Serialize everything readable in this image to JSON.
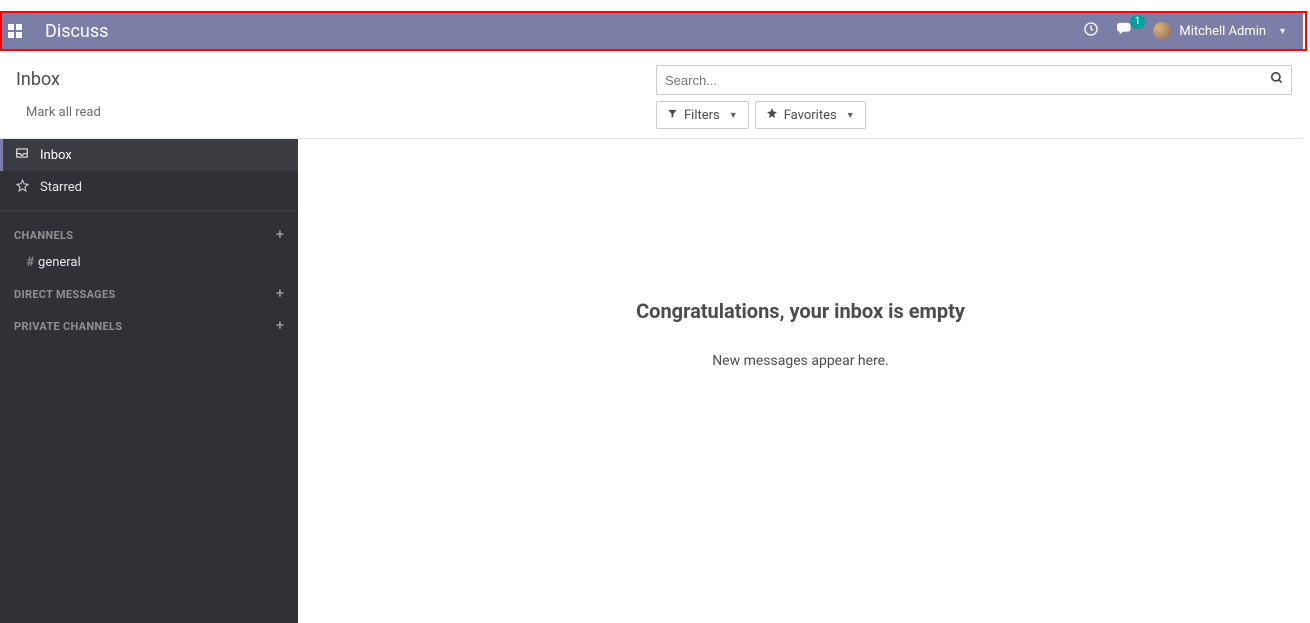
{
  "header": {
    "app_title": "Discuss",
    "user_name": "Mitchell Admin",
    "messages_badge": "1"
  },
  "control": {
    "page_title": "Inbox",
    "mark_all_label": "Mark all read",
    "search_placeholder": "Search...",
    "filters_label": "Filters",
    "favorites_label": "Favorites"
  },
  "sidebar": {
    "inbox_label": "Inbox",
    "starred_label": "Starred",
    "channels_header": "CHANNELS",
    "channels": [
      {
        "name": "general"
      }
    ],
    "dm_header": "DIRECT MESSAGES",
    "private_header": "PRIVATE CHANNELS"
  },
  "empty": {
    "title": "Congratulations, your inbox is empty",
    "subtitle": "New messages appear here."
  }
}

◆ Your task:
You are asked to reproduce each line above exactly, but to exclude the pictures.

◆ Answer box:
Serialize everything readable in this image to JSON.
{
  "header": {
    "app_title": "Discuss",
    "user_name": "Mitchell Admin",
    "messages_badge": "1"
  },
  "control": {
    "page_title": "Inbox",
    "mark_all_label": "Mark all read",
    "search_placeholder": "Search...",
    "filters_label": "Filters",
    "favorites_label": "Favorites"
  },
  "sidebar": {
    "inbox_label": "Inbox",
    "starred_label": "Starred",
    "channels_header": "CHANNELS",
    "channels": [
      {
        "name": "general"
      }
    ],
    "dm_header": "DIRECT MESSAGES",
    "private_header": "PRIVATE CHANNELS"
  },
  "empty": {
    "title": "Congratulations, your inbox is empty",
    "subtitle": "New messages appear here."
  }
}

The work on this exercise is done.